Of note, the recent incident involving the grounding of the 28,000-ton drill ship Kulluk in January 2013 after breaking tow lines during stormy weather demonstrates that the Unified Command system also works well for these types of incidents. The Unified Command was established when the tow could not quickly be re-attached. Ultimately, the Unified Command made a decision to allow the Kulluk to be grounded off of Kodiak Island. The Kulluk incident provides a good example of how things can and should work in such cases. However, to ensure future successes in this area I suggest that it is incumbent on industry and the Coast Guard to identify potential places of safe refuge and to conduct place of refuge exercises and drills on a routine basis around the country in the various COTPs areas.

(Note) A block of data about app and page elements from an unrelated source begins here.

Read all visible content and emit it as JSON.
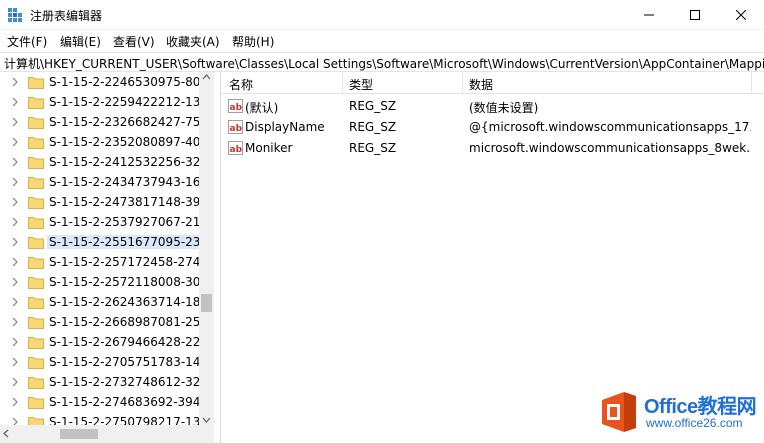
{
  "window": {
    "title": "注册表编辑器",
    "controls": {
      "minimize": "minimize-icon",
      "maximize": "maximize-icon",
      "close": "close-icon"
    }
  },
  "menu": [
    {
      "label": "文件(F)"
    },
    {
      "label": "编辑(E)"
    },
    {
      "label": "查看(V)"
    },
    {
      "label": "收藏夹(A)"
    },
    {
      "label": "帮助(H)"
    }
  ],
  "address": {
    "path": "计算机\\HKEY_CURRENT_USER\\Software\\Classes\\Local Settings\\Software\\Microsoft\\Windows\\CurrentVersion\\AppContainer\\Mappi"
  },
  "tree": {
    "items": [
      {
        "label": "S-1-15-2-2246530975-808"
      },
      {
        "label": "S-1-15-2-2259422212-133"
      },
      {
        "label": "S-1-15-2-2326682427-755"
      },
      {
        "label": "S-1-15-2-2352080897-405"
      },
      {
        "label": "S-1-15-2-2412532256-328"
      },
      {
        "label": "S-1-15-2-2434737943-167"
      },
      {
        "label": "S-1-15-2-2473817148-393"
      },
      {
        "label": "S-1-15-2-2537927067-214"
      },
      {
        "label": "S-1-15-2-2551677095-235",
        "selected": true
      },
      {
        "label": "S-1-15-2-257172458-2742"
      },
      {
        "label": "S-1-15-2-2572118008-307"
      },
      {
        "label": "S-1-15-2-2624363714-184"
      },
      {
        "label": "S-1-15-2-2668987081-256"
      },
      {
        "label": "S-1-15-2-2679466428-225"
      },
      {
        "label": "S-1-15-2-2705751783-149"
      },
      {
        "label": "S-1-15-2-2732748612-328"
      },
      {
        "label": "S-1-15-2-274683692-3946"
      },
      {
        "label": "S-1-15-2-2750798217-134"
      }
    ]
  },
  "values_list": {
    "columns": {
      "name": "名称",
      "type": "类型",
      "data": "数据"
    },
    "rows": [
      {
        "name": "(默认)",
        "type": "REG_SZ",
        "data": "(数值未设置)"
      },
      {
        "name": "DisplayName",
        "type": "REG_SZ",
        "data": "@{microsoft.windowscommunicationsapps_17..."
      },
      {
        "name": "Moniker",
        "type": "REG_SZ",
        "data": "microsoft.windowscommunicationsapps_8wek..."
      }
    ]
  },
  "watermark": {
    "brand": "Office教程网",
    "url": "www.office26.com",
    "colors": {
      "orange": "#e8541c",
      "blue": "#1f6fd6"
    }
  }
}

There have been a number of articles written in the last year about the importance of responder immunity. The reason that this issue remains so important to our industry is that our country remains at risk that responders may decide not to respond as quickly or aggressively as they might otherwise have responded had Congress taken action to address the gaps in the current responder immunity enacted pursuant to the Oil Pollution Act of 1990 (“OPA 90”). Unfortunately, the major maritime-related bill passed by Congress last year, the Coast Guard and Maritime Transportation Act of 2012, which was enacted on December 20, 2012, included few spill-related provisions, and the responder immunity provision was omitted.
In short, what we have learned is that law suits were filed against the offshore supply vessels fighting the fire and the rescue teams (i.e. emergency responders) following the Deepwater Horizon incident in addition to the law suits filed against BP. Additional law suits were filed against OSROs, the spill management team, and dispersant operators (i.e. clean up responders). Plaintiffs made allegations of gross negligence, and also claims for damages resulting from alleged exposure to released oil or exposure to the dispersants used to treat that oil. These exposure claims are considered personal injury claims falling outside the scope of OPA 90’s responder immunity provisions. Although claims against the emergency responders have been dismissed, the claims against the clean up responders remain active pending a decision on motions for summary judgment. It is indeed ironic that these claims remain active yet the private claims against BP have been settled.
As a result, it remains one of the top priorities of the salvage industry and the entire response industry to continue to pursue this enhanced protection for responders to ensure an effective and immediate response to the next major spill event. It is important for us all to make sure that this issue continues to resonate with Congress as an urgent issue that needs resolution as soon as possible.
In conclusion, as we go about our work addressing the various brush fires that we must deal with on a daily basis, we should also continue to set aside the necessary time to resolve these long term goals in 2013 – steady as she goes mate!
"Key Salvage Issues for 2013 – And Beyond…" by Jonathan K. Waldron first appeared in the April 2013 edition of Marine Link. http://www.marinelink.com/.